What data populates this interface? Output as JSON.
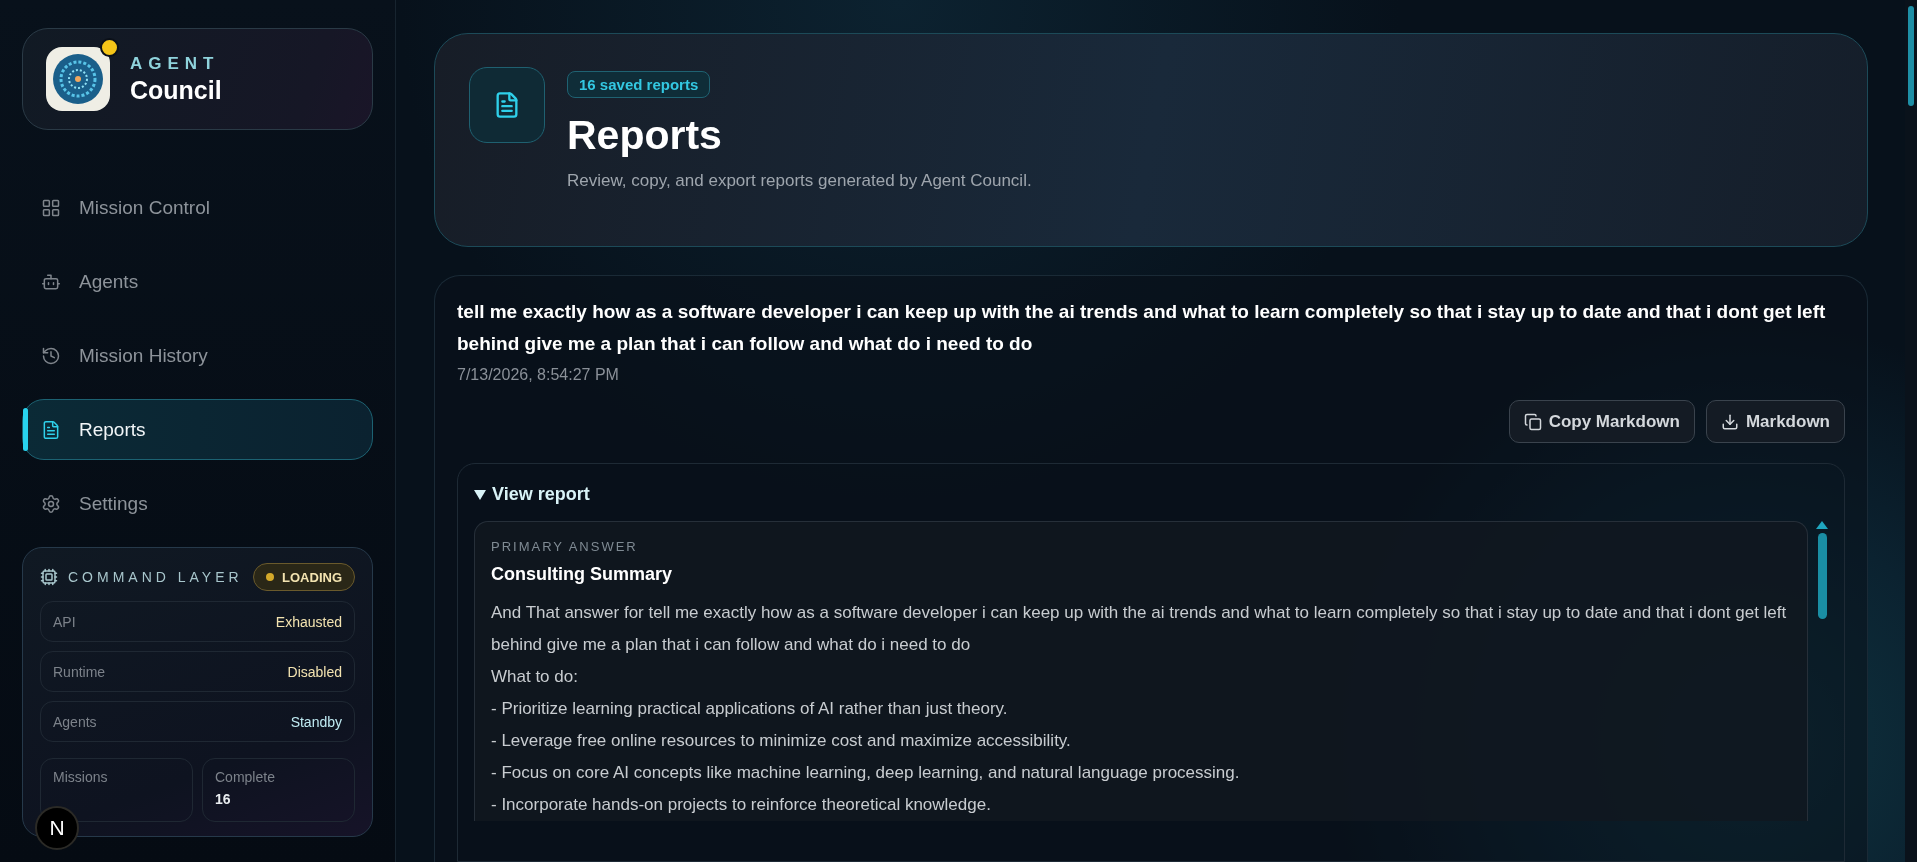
{
  "brand": {
    "overline": "AGENT",
    "name": "Council",
    "status_dot": {
      "color": "#f5c518"
    }
  },
  "nav": [
    {
      "label": "Mission Control",
      "selected": false
    },
    {
      "label": "Agents",
      "selected": false
    },
    {
      "label": "Mission History",
      "selected": false
    },
    {
      "label": "Reports",
      "selected": true
    },
    {
      "label": "Settings",
      "selected": false
    }
  ],
  "command_layer": {
    "title": "COMMAND LAYER",
    "badge": {
      "label": "LOADING",
      "color": "#d4a92a"
    },
    "rows": [
      {
        "label": "API",
        "value": "Exhausted",
        "color": "#f3e3b0"
      },
      {
        "label": "Runtime",
        "value": "Disabled",
        "color": "#f3e3b0"
      },
      {
        "label": "Agents",
        "value": "Standby",
        "color": "#bfeaf2"
      }
    ],
    "stats": [
      {
        "label": "Missions"
      },
      {
        "label": "Complete",
        "value": "16"
      }
    ]
  },
  "header": {
    "badge": "16 saved reports",
    "title": "Reports",
    "subtitle": "Review, copy, and export reports generated by Agent Council."
  },
  "report": {
    "question": "tell me exactly how as a software developer i can keep up with the ai trends and what to learn completely so that i stay up to date and that i dont get left behind give me a plan that i can follow and what do i need to do",
    "timestamp": "7/13/2026, 8:54:27 PM",
    "buttons": [
      "Copy Markdown",
      "Markdown"
    ],
    "details": {
      "summary": "View report",
      "expanded": true,
      "eyebrow": "PRIMARY ANSWER",
      "heading": "Consulting Summary",
      "lines": [
        "And That answer for tell me exactly how as a software developer i can keep up with the ai trends and what to learn completely so that i stay up to date and that i dont get left behind give me a plan that i can follow and what do i need to do",
        "What to do:",
        "- Prioritize learning practical applications of AI rather than just theory.",
        "- Leverage free online resources to minimize cost and maximize accessibility.",
        "- Focus on core AI concepts like machine learning, deep learning, and natural language processing.",
        "- Incorporate hands-on projects to reinforce theoretical knowledge."
      ]
    }
  },
  "dev_badge": {
    "letter": "N"
  }
}
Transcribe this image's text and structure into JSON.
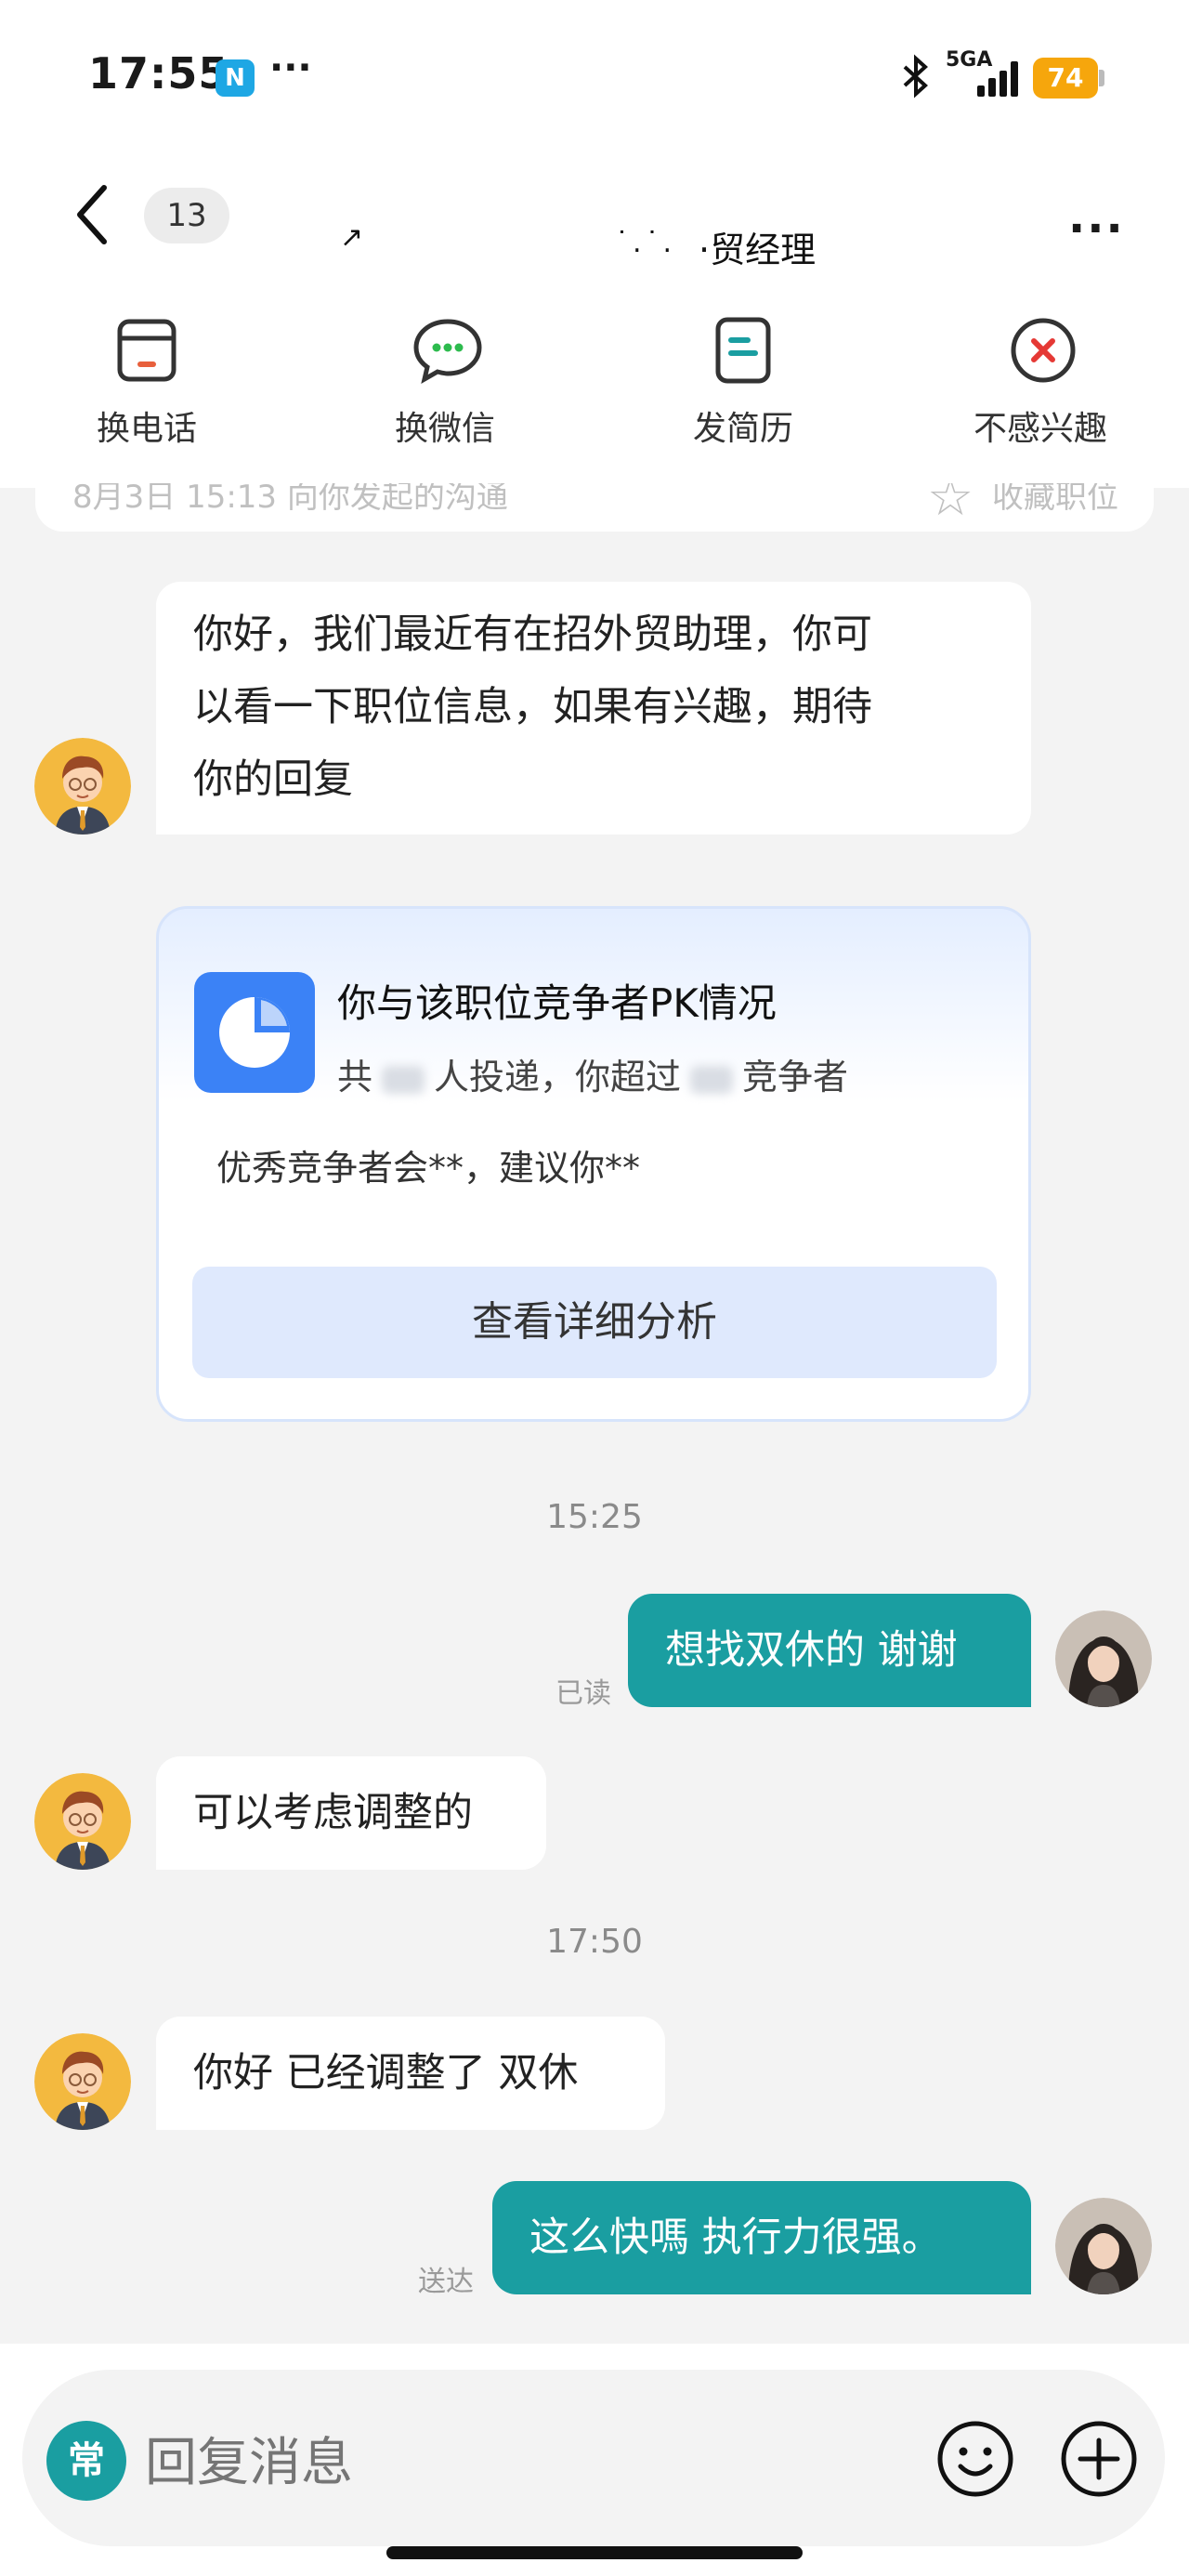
{
  "status_bar": {
    "time": "17:55",
    "nfc": "N",
    "more": "···",
    "network": "5GA",
    "battery": "74"
  },
  "header": {
    "unread_count": "13",
    "title_fragment_1": "↗",
    "title_fragment_2": "˙.˙.",
    "title": "·贸经理",
    "more": "···"
  },
  "actions": [
    {
      "label": "换电话",
      "icon": "phone-swap-icon"
    },
    {
      "label": "换微信",
      "icon": "wechat-icon"
    },
    {
      "label": "发简历",
      "icon": "resume-icon"
    },
    {
      "label": "不感兴趣",
      "icon": "not-interested-icon"
    }
  ],
  "strip": {
    "left_text": "8月3日 15:13 向你发起的沟通",
    "right_text": "收藏职位",
    "star": "☆"
  },
  "messages": {
    "m1_line1": "你好，我们最近有在招外贸助理，你可",
    "m1_line2": "以看一下职位信息，如果有兴趣，期待",
    "m1_line3": "你的回复",
    "ts1": "15:25",
    "m2": "想找双休的 谢谢",
    "m2_status": "已读",
    "m3": "可以考虑调整的",
    "ts2": "17:50",
    "m4": "你好 已经调整了 双休",
    "m5": "这么快嗎 执行力很强。",
    "m5_status": "送达"
  },
  "pk_card": {
    "title": "你与该职位竞争者PK情况",
    "sub_prefix": "共",
    "sub_mid": "人投递，你超过",
    "sub_suffix": "竞争者",
    "tip": "优秀竞争者会**，建议你**",
    "button": "查看详细分析"
  },
  "input": {
    "quick_reply": "常",
    "placeholder": "回复消息"
  },
  "colors": {
    "accent": "#1a9ea1",
    "card_icon": "#3b82f6",
    "battery": "#f6a60c"
  }
}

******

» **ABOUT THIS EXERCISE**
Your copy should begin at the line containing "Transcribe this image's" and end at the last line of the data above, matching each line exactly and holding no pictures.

» **RESPONSE AREA**
Transcribe this image's text and structure into JSON.
{
  "status_bar": {
    "time": "17:55",
    "nfc": "N",
    "more": "···",
    "network": "5GA",
    "battery": "74"
  },
  "header": {
    "unread_count": "13",
    "title_fragment_1": "↗",
    "title_fragment_2": "˙.˙.",
    "title": "·贸经理",
    "more": "···"
  },
  "actions": [
    {
      "label": "换电话",
      "icon": "phone-swap-icon"
    },
    {
      "label": "换微信",
      "icon": "wechat-icon"
    },
    {
      "label": "发简历",
      "icon": "resume-icon"
    },
    {
      "label": "不感兴趣",
      "icon": "not-interested-icon"
    }
  ],
  "strip": {
    "left_text": "8月3日 15:13 向你发起的沟通",
    "right_text": "收藏职位",
    "star": "☆"
  },
  "messages": {
    "m1_line1": "你好，我们最近有在招外贸助理，你可",
    "m1_line2": "以看一下职位信息，如果有兴趣，期待",
    "m1_line3": "你的回复",
    "ts1": "15:25",
    "m2": "想找双休的 谢谢",
    "m2_status": "已读",
    "m3": "可以考虑调整的",
    "ts2": "17:50",
    "m4": "你好 已经调整了 双休",
    "m5": "这么快嗎 执行力很强。",
    "m5_status": "送达"
  },
  "pk_card": {
    "title": "你与该职位竞争者PK情况",
    "sub_prefix": "共",
    "sub_mid": "人投递，你超过",
    "sub_suffix": "竞争者",
    "tip": "优秀竞争者会**，建议你**",
    "button": "查看详细分析"
  },
  "input": {
    "quick_reply": "常",
    "placeholder": "回复消息"
  },
  "colors": {
    "accent": "#1a9ea1",
    "card_icon": "#3b82f6",
    "battery": "#f6a60c"
  }
}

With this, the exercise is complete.